Aim of the task: Extract each line of the records below that contains the word "elleindiaofficial".

---*---

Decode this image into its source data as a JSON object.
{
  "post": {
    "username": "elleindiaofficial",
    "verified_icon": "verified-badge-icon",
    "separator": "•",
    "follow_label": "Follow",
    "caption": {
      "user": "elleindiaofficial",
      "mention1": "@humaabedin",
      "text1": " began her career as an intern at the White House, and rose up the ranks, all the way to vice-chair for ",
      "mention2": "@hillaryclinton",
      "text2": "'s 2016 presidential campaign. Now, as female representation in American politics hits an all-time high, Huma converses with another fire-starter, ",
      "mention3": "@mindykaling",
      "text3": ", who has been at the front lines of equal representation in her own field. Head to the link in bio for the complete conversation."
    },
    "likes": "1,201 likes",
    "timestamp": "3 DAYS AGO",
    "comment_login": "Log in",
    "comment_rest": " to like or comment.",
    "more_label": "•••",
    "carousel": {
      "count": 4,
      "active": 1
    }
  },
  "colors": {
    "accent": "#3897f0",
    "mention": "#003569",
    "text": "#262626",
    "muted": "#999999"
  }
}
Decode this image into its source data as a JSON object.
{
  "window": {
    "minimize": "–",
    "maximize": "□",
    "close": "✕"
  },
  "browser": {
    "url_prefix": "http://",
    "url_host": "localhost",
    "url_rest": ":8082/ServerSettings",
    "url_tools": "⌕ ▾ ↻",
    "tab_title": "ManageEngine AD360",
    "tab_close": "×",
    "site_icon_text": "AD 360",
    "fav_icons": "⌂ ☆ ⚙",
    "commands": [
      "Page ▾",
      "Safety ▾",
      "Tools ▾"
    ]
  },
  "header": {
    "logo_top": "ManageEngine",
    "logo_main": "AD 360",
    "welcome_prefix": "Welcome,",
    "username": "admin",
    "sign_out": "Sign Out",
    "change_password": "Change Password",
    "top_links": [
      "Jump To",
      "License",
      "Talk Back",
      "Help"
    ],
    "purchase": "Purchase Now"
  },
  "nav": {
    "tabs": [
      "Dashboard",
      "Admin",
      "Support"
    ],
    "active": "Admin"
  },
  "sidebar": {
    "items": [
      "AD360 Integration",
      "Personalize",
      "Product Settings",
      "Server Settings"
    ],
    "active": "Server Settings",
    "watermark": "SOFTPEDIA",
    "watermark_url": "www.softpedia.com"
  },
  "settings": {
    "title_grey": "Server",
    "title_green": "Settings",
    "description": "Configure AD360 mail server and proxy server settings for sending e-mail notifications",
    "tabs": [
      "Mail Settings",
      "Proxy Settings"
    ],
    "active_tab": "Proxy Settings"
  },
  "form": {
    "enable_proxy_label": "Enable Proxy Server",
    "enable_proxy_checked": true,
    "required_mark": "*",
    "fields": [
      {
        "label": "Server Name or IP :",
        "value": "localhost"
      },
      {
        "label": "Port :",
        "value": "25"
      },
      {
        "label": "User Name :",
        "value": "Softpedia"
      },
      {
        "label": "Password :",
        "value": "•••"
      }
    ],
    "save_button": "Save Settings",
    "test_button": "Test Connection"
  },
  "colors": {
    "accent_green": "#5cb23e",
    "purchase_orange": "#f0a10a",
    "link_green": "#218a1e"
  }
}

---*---

Exercise result:
    "username": "elleindiaofficial",
      "user": "elleindiaofficial",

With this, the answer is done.